● **What is expected**: If a line in the data has the string "filiale", please show it.

● **Supplied entries**:
• • • • •

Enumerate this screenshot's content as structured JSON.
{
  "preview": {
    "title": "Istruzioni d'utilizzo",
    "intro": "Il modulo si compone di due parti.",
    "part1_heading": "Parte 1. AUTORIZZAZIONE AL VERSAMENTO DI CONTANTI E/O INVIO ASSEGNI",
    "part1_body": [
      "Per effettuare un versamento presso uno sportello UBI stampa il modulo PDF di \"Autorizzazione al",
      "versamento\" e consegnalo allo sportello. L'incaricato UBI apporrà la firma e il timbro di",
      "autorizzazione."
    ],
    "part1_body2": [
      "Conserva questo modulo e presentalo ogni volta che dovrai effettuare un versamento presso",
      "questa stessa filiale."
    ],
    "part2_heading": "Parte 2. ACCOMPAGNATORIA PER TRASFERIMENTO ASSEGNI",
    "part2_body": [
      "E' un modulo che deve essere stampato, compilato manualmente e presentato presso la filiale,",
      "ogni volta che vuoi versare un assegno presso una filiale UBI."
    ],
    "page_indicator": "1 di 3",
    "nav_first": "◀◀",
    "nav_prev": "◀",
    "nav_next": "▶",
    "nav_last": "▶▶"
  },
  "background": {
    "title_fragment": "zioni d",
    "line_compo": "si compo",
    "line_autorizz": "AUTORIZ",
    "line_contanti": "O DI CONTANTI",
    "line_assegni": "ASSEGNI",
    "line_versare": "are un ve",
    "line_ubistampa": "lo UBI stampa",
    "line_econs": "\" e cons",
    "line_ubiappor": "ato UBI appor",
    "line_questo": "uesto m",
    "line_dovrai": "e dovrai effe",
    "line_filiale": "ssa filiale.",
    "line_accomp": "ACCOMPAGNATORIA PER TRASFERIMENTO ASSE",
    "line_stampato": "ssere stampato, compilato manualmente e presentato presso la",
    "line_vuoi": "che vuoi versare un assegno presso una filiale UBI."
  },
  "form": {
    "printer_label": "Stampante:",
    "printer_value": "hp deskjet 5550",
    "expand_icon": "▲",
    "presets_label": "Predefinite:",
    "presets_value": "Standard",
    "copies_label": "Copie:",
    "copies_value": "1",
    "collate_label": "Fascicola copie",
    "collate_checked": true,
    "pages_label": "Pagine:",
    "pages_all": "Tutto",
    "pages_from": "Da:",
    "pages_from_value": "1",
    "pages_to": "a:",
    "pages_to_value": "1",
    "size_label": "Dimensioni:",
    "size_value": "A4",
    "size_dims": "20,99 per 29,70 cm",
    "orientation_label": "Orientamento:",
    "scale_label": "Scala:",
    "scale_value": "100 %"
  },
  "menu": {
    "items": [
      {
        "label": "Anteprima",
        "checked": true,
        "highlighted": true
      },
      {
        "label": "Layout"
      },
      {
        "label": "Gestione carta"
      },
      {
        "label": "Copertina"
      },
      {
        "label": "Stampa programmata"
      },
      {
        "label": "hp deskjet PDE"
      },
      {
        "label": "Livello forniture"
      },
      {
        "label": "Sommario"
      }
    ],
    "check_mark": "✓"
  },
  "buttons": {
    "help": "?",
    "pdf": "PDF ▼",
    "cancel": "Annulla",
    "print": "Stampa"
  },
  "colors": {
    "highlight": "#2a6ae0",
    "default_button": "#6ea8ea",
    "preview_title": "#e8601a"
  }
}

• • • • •

● **Response box**:
      "questa stessa filiale."
      "E' un modulo che deve essere stampato, compilato manualmente e presentato presso la filiale,",
      "ogni volta che vuoi versare un assegno presso una filiale UBI."
    "line_filiale": "ssa filiale.",
    "line_vuoi": "che vuoi versare un assegno presso una filiale UBI."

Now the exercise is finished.